EXERCISE INSTRUCTIONS
Among the entries that follow, some lines contain the word "heading". Show all of them.

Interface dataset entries
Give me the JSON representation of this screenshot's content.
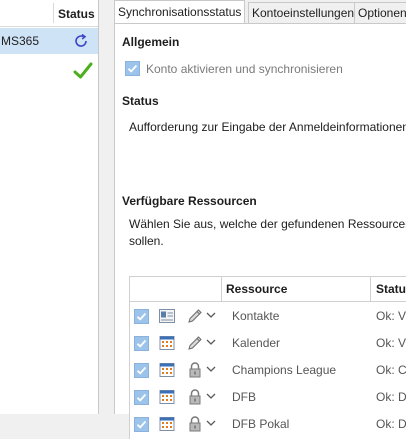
{
  "accounts_panel": {
    "column_status": "Status",
    "account_name": "MS365"
  },
  "tabs": [
    {
      "label": "Synchronisationsstatus",
      "active": true
    },
    {
      "label": "Kontoeinstellungen",
      "active": false
    },
    {
      "label": "Optionen",
      "active": false
    }
  ],
  "general": {
    "heading": "Allgemein",
    "checkbox_label": "Konto aktivieren und synchronisieren"
  },
  "status": {
    "heading": "Status",
    "text": "Aufforderung zur Eingabe der Anmeldeinformationen"
  },
  "resources": {
    "heading": "Verfügbare Ressourcen",
    "description_line1": "Wählen Sie aus, welche der gefundenen Ressourcen r",
    "description_line2": "sollen.",
    "column_resource": "Ressource",
    "column_status": "Status",
    "rows": [
      {
        "name": "Kontakte",
        "status": "Ok: V",
        "type": "contacts",
        "access": "edit"
      },
      {
        "name": "Kalender",
        "status": "Ok: V",
        "type": "calendar",
        "access": "edit"
      },
      {
        "name": "Champions League",
        "status": "Ok: C",
        "type": "calendar",
        "access": "locked"
      },
      {
        "name": "DFB",
        "status": "Ok: D",
        "type": "calendar",
        "access": "locked"
      },
      {
        "name": "DFB Pokal",
        "status": "Ok: D",
        "type": "calendar",
        "access": "locked"
      }
    ]
  },
  "colors": {
    "selection": "#cfe3f7",
    "checkbox": "#9cc3ea",
    "success": "#4caf1e",
    "sync": "#3c46c8"
  }
}
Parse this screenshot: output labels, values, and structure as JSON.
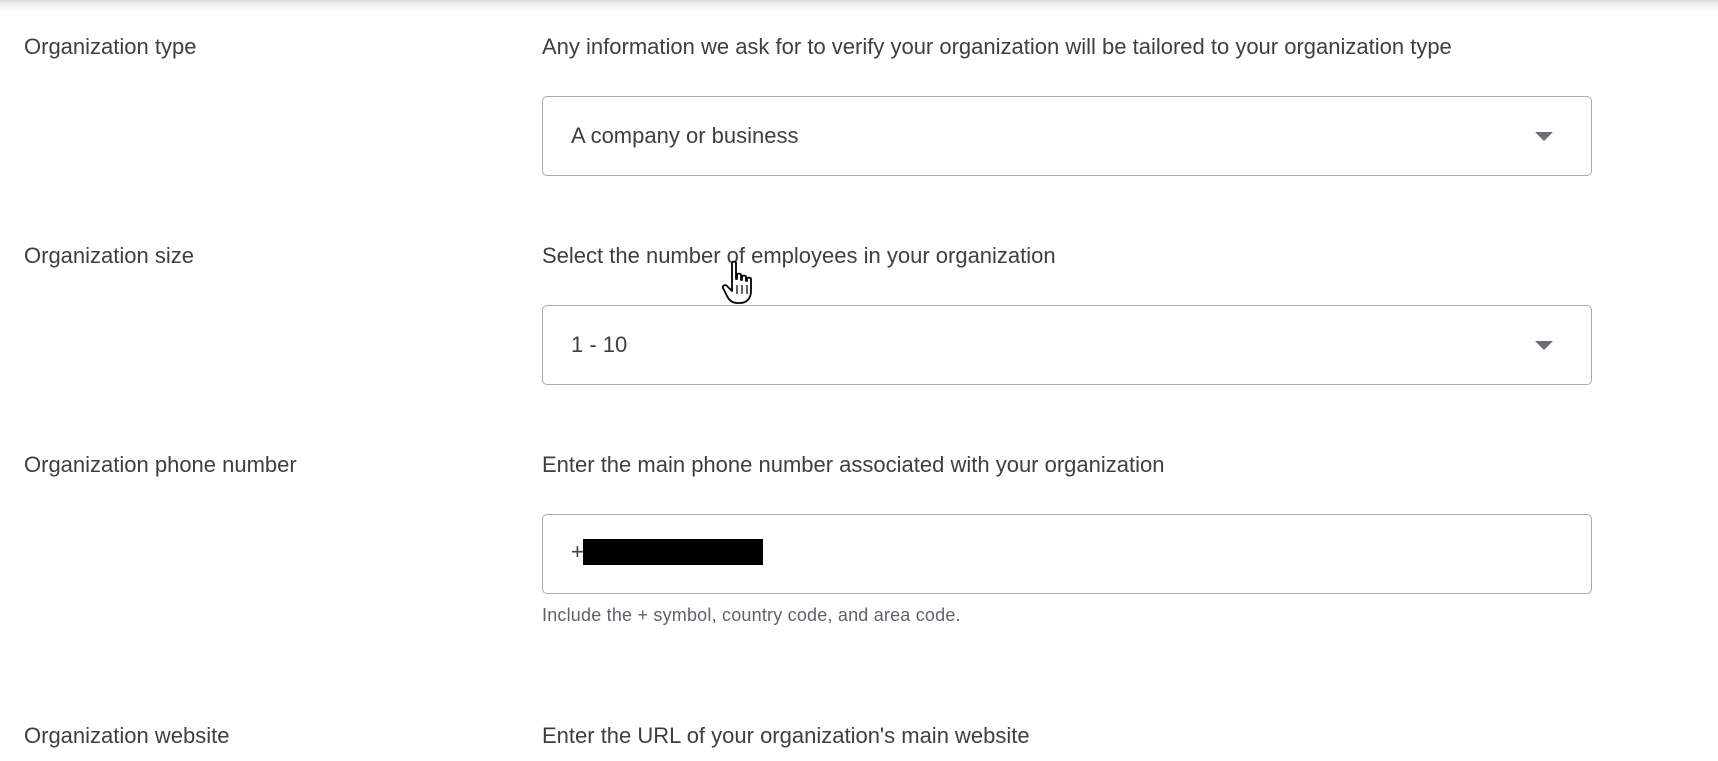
{
  "form": {
    "rows": [
      {
        "label": "Organization type",
        "description": "Any information we ask for to verify your organization will be tailored to your organization type",
        "field_type": "select",
        "value": "A company or business"
      },
      {
        "label": "Organization size",
        "description": "Select the number of employees in your organization",
        "field_type": "select",
        "value": "1 - 10"
      },
      {
        "label": "Organization phone number",
        "description": "Enter the main phone number associated with your organization",
        "field_type": "text",
        "value": "+",
        "value_redacted": true,
        "hint": "Include the + symbol, country code, and area code."
      },
      {
        "label": "Organization website",
        "description": "Enter the URL of your organization's main website"
      }
    ]
  },
  "icons": {
    "dropdown": "arrow-drop-down-icon",
    "cursor": "hand-pointer-cursor"
  },
  "colors": {
    "text": "#3c4043",
    "hint_text": "#5f6368",
    "field_border": "#a8abaf",
    "redaction": "#000000"
  }
}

SOLUTION FOR THIS TASK
    "heading": "Allgemein",
    "heading": "Status",
    "heading": "Verfügbare Ressourcen",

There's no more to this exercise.